A federal appeals court in Chicago ruled on Tuesday that an Illinois law requiring parental notification before abortions for teenage girls is constitutional. The law, which was originally passed in 1984 and updated in 1995, mandates that physicians notify the parents at least 48 hours before the abortions of girls 17 or younger.
The law does not require that parents give their consent regarding the abortion, only that they are notified. In its decision, the court described the law as "a permissible attempt to help a young woman make an informed choice about whether to have an abortion".
Lorie Chaiten of ACLU Illinois, who fought against the law, told the Associated Press that the parental notification requirement "creates unnecessary, dangerous hurdles to accessing essential health care for young women facing unintended pregnancy in the state of Illinois". It is unclear whether the ACLU will challenge the decision, but for now Chaiten says they will focus on counseling women who are faced with this new requirement, reported Chicago Public Radio.
According to the Chicago Tribune, unless critics of the decision are granted a stay by the three-judge panel of the 7th US Circuit Court of Appeals, the law will go into effect within weeks.
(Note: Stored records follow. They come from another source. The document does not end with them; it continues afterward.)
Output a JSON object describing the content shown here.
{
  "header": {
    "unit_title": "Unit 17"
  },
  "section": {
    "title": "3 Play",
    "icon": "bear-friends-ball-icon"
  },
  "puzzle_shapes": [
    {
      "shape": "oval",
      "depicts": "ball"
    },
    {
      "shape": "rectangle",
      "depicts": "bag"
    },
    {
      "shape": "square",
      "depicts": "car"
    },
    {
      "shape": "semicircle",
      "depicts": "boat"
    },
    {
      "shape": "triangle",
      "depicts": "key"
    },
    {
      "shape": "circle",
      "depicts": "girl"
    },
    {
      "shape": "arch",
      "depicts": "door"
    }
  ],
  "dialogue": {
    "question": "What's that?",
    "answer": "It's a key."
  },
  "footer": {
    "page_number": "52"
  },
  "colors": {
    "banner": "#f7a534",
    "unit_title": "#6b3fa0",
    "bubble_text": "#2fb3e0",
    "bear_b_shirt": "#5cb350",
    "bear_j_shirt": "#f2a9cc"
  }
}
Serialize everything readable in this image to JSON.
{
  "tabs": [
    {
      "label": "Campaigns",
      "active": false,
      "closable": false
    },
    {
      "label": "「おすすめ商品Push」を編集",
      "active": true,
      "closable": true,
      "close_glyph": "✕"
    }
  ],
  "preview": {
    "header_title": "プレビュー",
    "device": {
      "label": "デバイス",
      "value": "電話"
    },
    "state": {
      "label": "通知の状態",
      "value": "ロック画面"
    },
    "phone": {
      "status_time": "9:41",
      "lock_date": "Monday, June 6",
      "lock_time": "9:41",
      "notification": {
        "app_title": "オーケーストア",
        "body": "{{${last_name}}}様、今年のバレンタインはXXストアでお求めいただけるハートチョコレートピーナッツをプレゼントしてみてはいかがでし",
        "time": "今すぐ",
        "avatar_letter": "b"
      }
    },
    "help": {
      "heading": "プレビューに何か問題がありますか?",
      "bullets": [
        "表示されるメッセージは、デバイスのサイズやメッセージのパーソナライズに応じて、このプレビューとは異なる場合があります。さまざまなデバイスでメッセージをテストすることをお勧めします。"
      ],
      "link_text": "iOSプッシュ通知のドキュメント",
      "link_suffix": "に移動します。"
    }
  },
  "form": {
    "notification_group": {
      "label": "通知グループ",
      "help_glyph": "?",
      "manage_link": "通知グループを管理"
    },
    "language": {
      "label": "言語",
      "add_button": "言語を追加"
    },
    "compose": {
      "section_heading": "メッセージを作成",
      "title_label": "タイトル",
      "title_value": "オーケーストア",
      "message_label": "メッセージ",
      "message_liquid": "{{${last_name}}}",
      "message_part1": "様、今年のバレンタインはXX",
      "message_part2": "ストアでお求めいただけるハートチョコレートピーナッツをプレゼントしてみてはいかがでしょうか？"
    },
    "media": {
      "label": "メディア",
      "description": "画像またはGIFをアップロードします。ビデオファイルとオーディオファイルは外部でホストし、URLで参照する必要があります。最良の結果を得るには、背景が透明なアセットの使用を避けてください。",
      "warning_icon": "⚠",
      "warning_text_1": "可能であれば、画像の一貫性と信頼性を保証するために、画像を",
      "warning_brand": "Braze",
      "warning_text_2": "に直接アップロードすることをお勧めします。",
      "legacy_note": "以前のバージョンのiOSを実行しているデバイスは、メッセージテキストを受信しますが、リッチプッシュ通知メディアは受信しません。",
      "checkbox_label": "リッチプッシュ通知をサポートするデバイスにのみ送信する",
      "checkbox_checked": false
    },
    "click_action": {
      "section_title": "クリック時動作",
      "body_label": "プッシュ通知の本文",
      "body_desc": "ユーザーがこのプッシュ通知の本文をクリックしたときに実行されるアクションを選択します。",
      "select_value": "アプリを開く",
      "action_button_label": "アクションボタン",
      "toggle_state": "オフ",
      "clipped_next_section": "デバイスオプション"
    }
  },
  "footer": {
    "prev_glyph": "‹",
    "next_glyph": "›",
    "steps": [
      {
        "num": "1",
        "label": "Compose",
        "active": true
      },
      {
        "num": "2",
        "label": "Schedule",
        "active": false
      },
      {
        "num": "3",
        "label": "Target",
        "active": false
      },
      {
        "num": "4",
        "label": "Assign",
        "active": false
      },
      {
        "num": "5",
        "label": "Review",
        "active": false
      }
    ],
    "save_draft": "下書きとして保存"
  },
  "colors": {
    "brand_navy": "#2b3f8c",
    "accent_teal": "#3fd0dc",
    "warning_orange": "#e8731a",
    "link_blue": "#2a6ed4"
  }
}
Media Resources: Chicago Tribune 7/15/09, Associated Press 7/14/09, Chicago Public Radio 7/15/09
4/15/2014 Virginia Bishops Advocate More Abortion Restrictions for Poor Women - Using the Medicaid expansion debate as a platform, the Virginia Catholic Conference issued a statement Friday calling for the repeal of a Virginia law that allows state funding of abortion care for Medicaid recipients in situations where the fetus exhibits a "gross and totally incapacitating physical deformity" or a "gross and totally incapacitating mental deficiency."
Bishop Francis DiLorenzo of the Diocese of Richmond and Bishop Paul Loverde of the Diocese of Arlington authored the statement which urges Virginia lawmakers to act to expand Medicaid to cover more of Virginia's poor. . . .